"I remain very concerned about what we are not seeing," Mueller said.
Rumsfeld told the House Armed Services Committee that the proposed $419 billion defense package for 2006 would set an ambitious course to "continue prosecuting the war and to attack its ideological underpinnings."
The current congressional debate over how to allocate billions of dollars on initiatives aimed at spreading peace and ensuring security follows three years of massive spending in response to the attacks of Sept. 11, 2001.
Goss said al-Qaida remains intent on circumventing U.S. security measures and attacking the United States.
"It may be only a matter of time before al-Qaida or other groups attempt to use chemical, biological, radiological or nuclear weapons," Goss said at the Senate Intelligence Committee's annual hearing on threats.
"Those jihadists who survive will leave Iraq experienced in and focused on acts of urban terrorism. They represent a potential pool of contacts to build transnational terrorist cells, groups and networks," Goss said.
Goss said North Korea continues to "develop, produce, deploy and sell ballistic missiles of increasing range and sophistication." He said the secretive regime could "at any time" resume flight testing of a long-range missile capable of reaching the United States with a nuclear payload.
Iran, too, is further improving its Shahab-3 long-range ballistic missile, which has a range of more than 800 miles, Goss said.
In written testimony, Vice Adm. Lowell Jacoby, director of the Defense Intelligence Agency, said he believes Iran will continue its support for terrorism and aid for insurgents in Iraq. "Iran's long-term goal is to see the U.S. leave Iraq and the region," he said.
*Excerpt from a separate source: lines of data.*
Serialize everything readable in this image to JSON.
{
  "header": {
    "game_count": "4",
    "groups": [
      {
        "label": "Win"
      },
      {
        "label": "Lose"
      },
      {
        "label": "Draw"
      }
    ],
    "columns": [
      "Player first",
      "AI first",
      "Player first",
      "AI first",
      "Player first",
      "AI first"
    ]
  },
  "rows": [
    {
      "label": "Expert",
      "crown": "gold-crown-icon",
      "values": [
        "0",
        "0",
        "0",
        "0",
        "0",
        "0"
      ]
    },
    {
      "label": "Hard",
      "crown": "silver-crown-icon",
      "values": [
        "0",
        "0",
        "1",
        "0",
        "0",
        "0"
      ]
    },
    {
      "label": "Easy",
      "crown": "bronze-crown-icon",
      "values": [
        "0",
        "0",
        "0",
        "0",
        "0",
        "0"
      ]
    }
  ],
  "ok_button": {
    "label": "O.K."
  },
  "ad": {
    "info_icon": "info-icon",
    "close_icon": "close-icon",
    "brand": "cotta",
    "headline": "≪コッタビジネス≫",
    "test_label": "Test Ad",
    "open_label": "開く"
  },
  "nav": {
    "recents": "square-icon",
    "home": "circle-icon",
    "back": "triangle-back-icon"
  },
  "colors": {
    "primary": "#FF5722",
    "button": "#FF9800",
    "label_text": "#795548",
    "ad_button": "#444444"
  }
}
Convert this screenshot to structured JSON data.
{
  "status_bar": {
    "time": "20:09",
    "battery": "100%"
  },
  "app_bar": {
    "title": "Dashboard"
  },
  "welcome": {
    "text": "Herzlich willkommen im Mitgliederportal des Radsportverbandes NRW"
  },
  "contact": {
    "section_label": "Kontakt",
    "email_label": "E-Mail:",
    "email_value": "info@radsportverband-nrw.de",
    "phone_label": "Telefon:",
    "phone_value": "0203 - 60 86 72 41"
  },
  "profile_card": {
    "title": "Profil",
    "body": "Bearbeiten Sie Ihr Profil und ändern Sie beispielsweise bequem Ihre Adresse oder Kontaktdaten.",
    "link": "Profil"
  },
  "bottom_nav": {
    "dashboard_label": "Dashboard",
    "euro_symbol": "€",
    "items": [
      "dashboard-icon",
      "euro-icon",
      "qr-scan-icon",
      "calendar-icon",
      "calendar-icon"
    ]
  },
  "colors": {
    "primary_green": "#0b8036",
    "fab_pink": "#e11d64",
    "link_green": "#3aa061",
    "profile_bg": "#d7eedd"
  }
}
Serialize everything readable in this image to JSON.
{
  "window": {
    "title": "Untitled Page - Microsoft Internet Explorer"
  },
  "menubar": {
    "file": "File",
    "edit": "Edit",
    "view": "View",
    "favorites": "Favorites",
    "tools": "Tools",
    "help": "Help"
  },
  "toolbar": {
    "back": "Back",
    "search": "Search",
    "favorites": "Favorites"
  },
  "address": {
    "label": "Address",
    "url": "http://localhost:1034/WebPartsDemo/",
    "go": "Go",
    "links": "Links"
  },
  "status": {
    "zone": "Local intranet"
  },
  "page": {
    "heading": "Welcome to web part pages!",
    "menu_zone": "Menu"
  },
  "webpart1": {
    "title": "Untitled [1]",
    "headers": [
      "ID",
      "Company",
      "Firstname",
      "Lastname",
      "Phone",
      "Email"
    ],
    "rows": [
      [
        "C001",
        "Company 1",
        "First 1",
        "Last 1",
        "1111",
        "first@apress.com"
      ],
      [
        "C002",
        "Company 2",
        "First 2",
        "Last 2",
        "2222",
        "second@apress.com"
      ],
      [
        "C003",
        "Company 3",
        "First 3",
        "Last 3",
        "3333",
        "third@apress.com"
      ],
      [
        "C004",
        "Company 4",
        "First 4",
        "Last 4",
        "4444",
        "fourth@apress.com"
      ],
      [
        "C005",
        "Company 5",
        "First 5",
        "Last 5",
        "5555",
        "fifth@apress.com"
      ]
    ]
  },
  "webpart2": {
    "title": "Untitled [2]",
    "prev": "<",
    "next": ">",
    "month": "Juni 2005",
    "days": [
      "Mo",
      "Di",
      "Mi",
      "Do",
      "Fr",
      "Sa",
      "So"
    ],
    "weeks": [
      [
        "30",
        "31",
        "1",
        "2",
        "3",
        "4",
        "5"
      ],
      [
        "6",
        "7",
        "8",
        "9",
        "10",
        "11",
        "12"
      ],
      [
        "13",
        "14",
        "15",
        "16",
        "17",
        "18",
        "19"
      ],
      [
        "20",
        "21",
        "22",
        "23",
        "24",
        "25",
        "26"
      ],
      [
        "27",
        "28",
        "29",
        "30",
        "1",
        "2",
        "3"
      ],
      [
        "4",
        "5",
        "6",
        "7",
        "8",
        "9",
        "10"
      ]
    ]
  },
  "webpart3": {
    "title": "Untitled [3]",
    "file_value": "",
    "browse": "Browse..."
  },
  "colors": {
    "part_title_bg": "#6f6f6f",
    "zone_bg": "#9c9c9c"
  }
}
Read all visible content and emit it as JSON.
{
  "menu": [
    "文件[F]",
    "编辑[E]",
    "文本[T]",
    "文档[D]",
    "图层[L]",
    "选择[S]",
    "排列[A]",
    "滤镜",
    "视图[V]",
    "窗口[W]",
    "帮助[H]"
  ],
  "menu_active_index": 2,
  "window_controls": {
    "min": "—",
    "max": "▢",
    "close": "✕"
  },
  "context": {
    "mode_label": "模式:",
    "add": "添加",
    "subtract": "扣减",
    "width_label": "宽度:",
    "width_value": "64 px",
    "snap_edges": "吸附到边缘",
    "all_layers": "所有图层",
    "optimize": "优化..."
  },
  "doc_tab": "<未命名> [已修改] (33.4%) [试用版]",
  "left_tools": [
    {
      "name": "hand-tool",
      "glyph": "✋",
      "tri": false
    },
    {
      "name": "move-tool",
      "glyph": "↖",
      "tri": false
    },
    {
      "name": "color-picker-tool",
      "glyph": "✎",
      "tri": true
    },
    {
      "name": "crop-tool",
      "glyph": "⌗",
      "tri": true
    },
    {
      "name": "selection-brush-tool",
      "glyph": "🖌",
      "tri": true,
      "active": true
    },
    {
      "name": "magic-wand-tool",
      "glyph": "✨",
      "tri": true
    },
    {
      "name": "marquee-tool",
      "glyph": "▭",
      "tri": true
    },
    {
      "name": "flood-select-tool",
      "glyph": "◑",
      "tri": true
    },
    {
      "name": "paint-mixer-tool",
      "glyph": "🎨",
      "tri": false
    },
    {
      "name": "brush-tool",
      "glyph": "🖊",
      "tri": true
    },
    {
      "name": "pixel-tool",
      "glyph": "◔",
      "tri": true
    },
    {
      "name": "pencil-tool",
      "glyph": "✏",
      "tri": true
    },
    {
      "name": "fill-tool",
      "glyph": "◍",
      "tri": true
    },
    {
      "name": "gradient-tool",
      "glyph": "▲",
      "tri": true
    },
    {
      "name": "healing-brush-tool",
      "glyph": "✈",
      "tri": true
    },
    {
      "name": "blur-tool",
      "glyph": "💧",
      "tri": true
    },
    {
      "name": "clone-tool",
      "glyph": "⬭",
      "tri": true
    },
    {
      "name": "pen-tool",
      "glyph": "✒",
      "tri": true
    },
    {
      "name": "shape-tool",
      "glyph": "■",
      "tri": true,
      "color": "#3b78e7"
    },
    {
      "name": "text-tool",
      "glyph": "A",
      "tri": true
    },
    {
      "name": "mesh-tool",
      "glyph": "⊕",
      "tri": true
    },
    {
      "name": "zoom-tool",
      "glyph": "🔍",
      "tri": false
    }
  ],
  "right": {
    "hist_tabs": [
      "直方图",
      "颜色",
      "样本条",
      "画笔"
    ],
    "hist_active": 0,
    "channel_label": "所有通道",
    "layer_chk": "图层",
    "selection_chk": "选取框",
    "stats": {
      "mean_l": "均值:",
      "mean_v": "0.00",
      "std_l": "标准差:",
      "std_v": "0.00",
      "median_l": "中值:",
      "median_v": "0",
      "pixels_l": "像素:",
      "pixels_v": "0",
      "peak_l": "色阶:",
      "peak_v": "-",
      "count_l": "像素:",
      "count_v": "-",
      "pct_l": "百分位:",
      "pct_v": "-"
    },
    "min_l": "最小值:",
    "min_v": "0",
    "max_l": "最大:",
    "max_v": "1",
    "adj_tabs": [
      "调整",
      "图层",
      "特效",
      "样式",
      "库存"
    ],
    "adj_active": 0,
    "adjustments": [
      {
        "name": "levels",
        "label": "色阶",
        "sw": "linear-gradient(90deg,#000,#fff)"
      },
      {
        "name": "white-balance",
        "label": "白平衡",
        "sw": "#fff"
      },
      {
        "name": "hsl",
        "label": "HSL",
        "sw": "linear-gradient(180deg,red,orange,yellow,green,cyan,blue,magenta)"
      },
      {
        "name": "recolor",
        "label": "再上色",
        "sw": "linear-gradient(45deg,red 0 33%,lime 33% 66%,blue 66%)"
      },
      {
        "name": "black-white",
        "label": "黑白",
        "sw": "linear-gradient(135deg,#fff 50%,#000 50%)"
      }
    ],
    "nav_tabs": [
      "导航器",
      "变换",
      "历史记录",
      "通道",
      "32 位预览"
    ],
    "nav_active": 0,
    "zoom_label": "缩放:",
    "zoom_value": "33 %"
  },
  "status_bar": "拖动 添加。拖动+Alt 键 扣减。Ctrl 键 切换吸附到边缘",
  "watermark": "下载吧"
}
Speaking to the Senate Foreign Relations Committee, Secretary of State Condoleezza Rice blamed Syria for having undermined stability in neighboring Lebanon. On Monday, a massive car bomb explosion in downtown Beirut killed former Lebanese Prime Minister Rafik Hariri.
"The Syrians (have) a special responsibility for the kind of destabilization that happened there, that this sort of thing could happen," said Rice, who also blamed Syria for contributing to the insurgency in Iraq and endangering U.S. forces.
Rumsfeld cited U.S. success in building a 90-nation anti-terror coalition, but cautioned: "It isn't over. It's going to take a while. It is a very serious business we're in."